- Poster presentation
In-hospital cardiac arrest in piedmont (ITALY): epidemiology and outcomes
Intensive Care Medicine Experimentalvolume 3, Article number: A197 (2015)
Hospitals situated in the Piedmont Region (Italy) have systematically collected data on in-hospital cardiac arrest (IHCA) since 2012. This activity has been established as part of the Regional Guidelines for the continuous quality improvement of the in-hospital emergency. Those guidelines and improvement strategies are coordinated by the Scientific Committee of the Regional Board and transferred to the Monitoring Center (CdM) that takes care of the data quality control, and the preparation of an annual report.
The aim of this study is to describe the epidemiology, nature, incidence and clinical outcomes of IHCA over twelve consecutive months (January 1st to December 31st, 2013) in Piedmont Region (35 Hospitals, 618 consecutive patients). Our database analysis could be valuable for comparison/benchmarking with national and international data/standards (1).
Systematic data collection was performed using the Italian Cardiac Arrest Register (RIAC). This is an electronic online database created by the Italian Resuscitation Council (IRC). Within the database, the 35 Piedmont hospitals form a cluster.
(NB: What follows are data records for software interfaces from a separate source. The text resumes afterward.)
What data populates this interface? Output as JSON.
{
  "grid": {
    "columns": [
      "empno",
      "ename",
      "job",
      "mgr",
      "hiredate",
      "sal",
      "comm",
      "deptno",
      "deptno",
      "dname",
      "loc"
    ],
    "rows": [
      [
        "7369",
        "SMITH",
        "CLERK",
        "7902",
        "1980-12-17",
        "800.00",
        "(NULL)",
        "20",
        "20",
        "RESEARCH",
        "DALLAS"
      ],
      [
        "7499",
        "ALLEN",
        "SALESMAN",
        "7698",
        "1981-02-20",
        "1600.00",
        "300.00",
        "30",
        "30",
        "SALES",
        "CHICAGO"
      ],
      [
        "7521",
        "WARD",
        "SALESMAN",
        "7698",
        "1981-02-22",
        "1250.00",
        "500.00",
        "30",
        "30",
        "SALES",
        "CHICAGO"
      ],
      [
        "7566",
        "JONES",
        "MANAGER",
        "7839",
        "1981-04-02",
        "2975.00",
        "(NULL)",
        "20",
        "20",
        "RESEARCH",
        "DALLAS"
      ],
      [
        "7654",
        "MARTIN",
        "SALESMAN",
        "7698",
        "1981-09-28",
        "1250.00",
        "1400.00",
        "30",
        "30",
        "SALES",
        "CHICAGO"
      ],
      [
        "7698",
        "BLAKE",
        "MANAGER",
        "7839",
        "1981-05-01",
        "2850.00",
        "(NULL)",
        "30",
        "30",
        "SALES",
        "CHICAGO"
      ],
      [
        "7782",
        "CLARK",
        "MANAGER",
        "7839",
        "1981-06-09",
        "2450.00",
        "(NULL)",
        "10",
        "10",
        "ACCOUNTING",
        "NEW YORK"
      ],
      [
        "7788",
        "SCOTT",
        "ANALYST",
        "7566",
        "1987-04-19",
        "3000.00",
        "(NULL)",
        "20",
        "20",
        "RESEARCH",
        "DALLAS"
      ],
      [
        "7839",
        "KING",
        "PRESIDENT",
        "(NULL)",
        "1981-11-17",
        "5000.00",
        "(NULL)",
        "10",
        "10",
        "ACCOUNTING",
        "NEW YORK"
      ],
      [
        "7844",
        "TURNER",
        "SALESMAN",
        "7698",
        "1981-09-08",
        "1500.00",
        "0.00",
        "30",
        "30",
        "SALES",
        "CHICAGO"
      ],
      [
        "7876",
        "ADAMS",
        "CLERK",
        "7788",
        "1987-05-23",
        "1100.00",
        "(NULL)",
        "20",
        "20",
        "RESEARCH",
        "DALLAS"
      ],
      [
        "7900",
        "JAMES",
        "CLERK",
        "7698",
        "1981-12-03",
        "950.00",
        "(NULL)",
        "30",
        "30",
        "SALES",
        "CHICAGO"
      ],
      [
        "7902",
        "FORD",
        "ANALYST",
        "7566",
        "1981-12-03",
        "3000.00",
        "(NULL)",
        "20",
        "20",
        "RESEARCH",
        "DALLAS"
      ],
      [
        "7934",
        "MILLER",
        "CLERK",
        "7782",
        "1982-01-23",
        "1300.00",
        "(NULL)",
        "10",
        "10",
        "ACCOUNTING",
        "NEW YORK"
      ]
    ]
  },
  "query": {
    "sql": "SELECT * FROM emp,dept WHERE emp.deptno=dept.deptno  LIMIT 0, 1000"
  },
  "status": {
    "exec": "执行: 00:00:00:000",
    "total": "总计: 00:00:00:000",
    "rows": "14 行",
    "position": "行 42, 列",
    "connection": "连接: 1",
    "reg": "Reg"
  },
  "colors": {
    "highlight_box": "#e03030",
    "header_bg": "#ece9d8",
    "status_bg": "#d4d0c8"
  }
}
The records were collected using the Utstein standard. Ethics approval was obtained by the local ethics review board and all patient´ information were collected anonymously and analyzed by the CdM.
The CdM reviewed over 12 months a total of 618 patients in 25 centers. The patients´ characteristics are shown in Table 1 and the outcomes in Table 2. The incidence of IHCA was 1.7/1000 admissions/year. The presenting rhythm was shockable in 23,1% and ROSC was obtained in 228 cases (41,1%). The survivors at hospital discharge were 79 (14,2% of the CPR started), 73 of those (92,4%) with good neurological outcomes (CPC 1-2). Follow-up at 6 months showed 60 patients (10,8%) are still alive.
35 hospitals collaborated in Piedmont collecting data regarding IHCA. The incidence of IHCA is comparable with one of the most recent international studies(1). Major limitation of this study is the fact that we recorded only the events involving the MET. Therefore, we cannot exclude other events occurred without involving the medical emergency team. The percentage of shockable rhythms was slightly lower than the average reported in the literature. We believe that epidemiological data and outcome data recorded for IHCA in Piedmont could be compared and benchmark with other centers at a national and international level. Therefore, we are confident that this study will help improving the treatment of cardiac arrest and the organization of the emergency systems.
Nolan JP, et al: Incidence and outcome of in-hospital cardiac arrest in the United Kingdom National Cardiac Arrest Audit - Resuscitation. 85 (2014): 987-992.